Dataset extract:
+++
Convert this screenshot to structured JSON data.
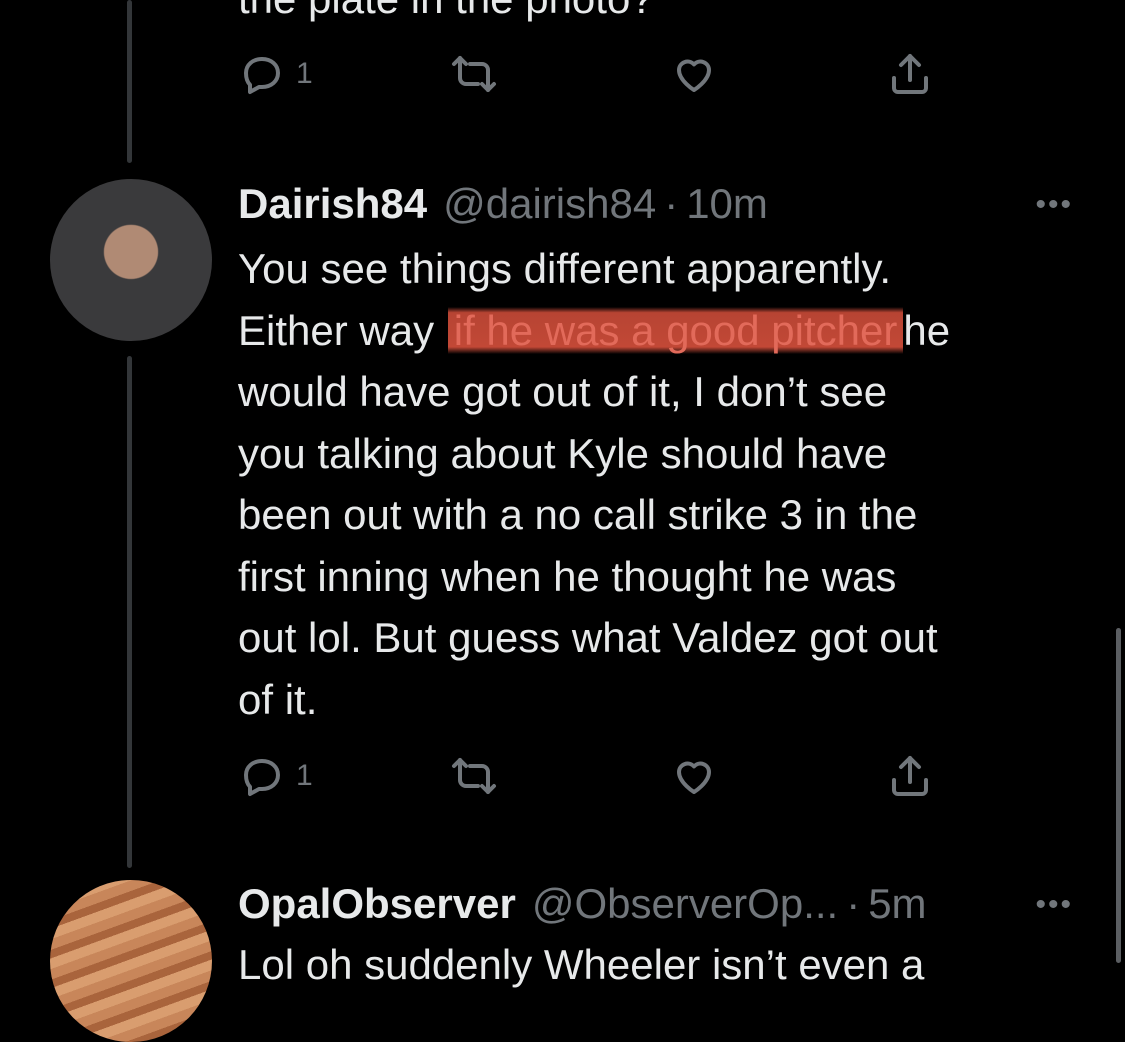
{
  "previous_tweet": {
    "partial_text": "the plate in the photo?",
    "actions": {
      "reply_count": "1"
    }
  },
  "tweet": {
    "display_name": "Dairish84",
    "handle": "@dairish84",
    "separator": "·",
    "time": "10m",
    "more": "•••",
    "lines": [
      "You see things different apparently.",
      "Either way",
      "if he was a good pitcher",
      "he",
      "would have got out of it, I don’t see",
      "you talking about Kyle should have",
      "been out with a no call strike 3 in the",
      "first inning when he thought he was",
      "out lol. But guess what Valdez got out",
      "of it."
    ],
    "actions": {
      "reply_count": "1"
    }
  },
  "next_tweet": {
    "display_name": "OpalObserver",
    "handle": "@ObserverOp...",
    "separator": "·",
    "time": "5m",
    "more": "•••",
    "partial_text": "Lol oh suddenly Wheeler isn’t even a"
  },
  "colors": {
    "background": "#000000",
    "text": "#e7e9ea",
    "muted": "#71767b",
    "highlight": "#d7503c"
  },
  "icons": [
    "reply-icon",
    "retweet-icon",
    "like-icon",
    "share-icon",
    "more-icon"
  ]
}
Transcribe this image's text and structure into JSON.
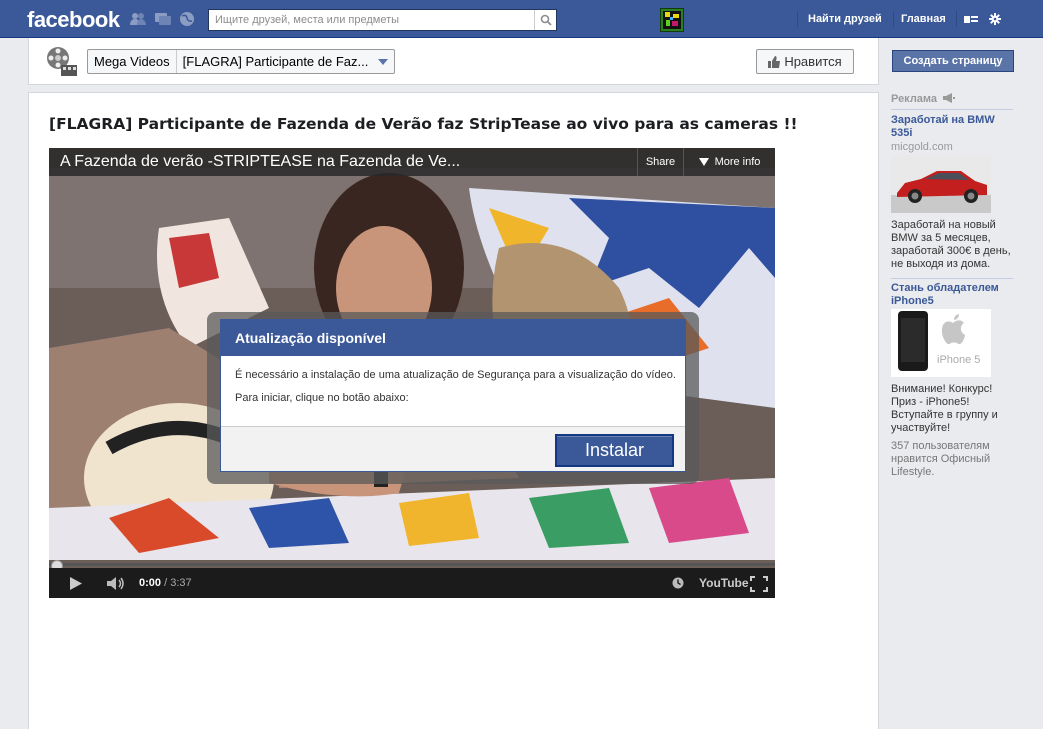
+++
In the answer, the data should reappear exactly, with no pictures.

Convert this screenshot to structured JSON data.
{
  "previous_tweet": {
    "partial_text": "the plate in the photo?",
    "actions": {
      "reply_count": "1"
    }
  },
  "tweet": {
    "display_name": "Dairish84",
    "handle": "@dairish84",
    "separator": "·",
    "time": "10m",
    "more": "•••",
    "lines": [
      "You see things different apparently.",
      "Either way",
      "if he was a good pitcher",
      "he",
      "would have got out of it, I don’t see",
      "you talking about Kyle should have",
      "been out with a no call strike 3 in the",
      "first inning when he thought he was",
      "out lol. But guess what Valdez got out",
      "of it."
    ],
    "actions": {
      "reply_count": "1"
    }
  },
  "next_tweet": {
    "display_name": "OpalObserver",
    "handle": "@ObserverOp...",
    "separator": "·",
    "time": "5m",
    "more": "•••",
    "partial_text": "Lol oh suddenly Wheeler isn’t even a"
  },
  "colors": {
    "background": "#000000",
    "text": "#e7e9ea",
    "muted": "#71767b",
    "highlight": "#d7503c"
  },
  "icons": [
    "reply-icon",
    "retweet-icon",
    "like-icon",
    "share-icon",
    "more-icon"
  ]
}
Transcribe this image's text and structure into JSON.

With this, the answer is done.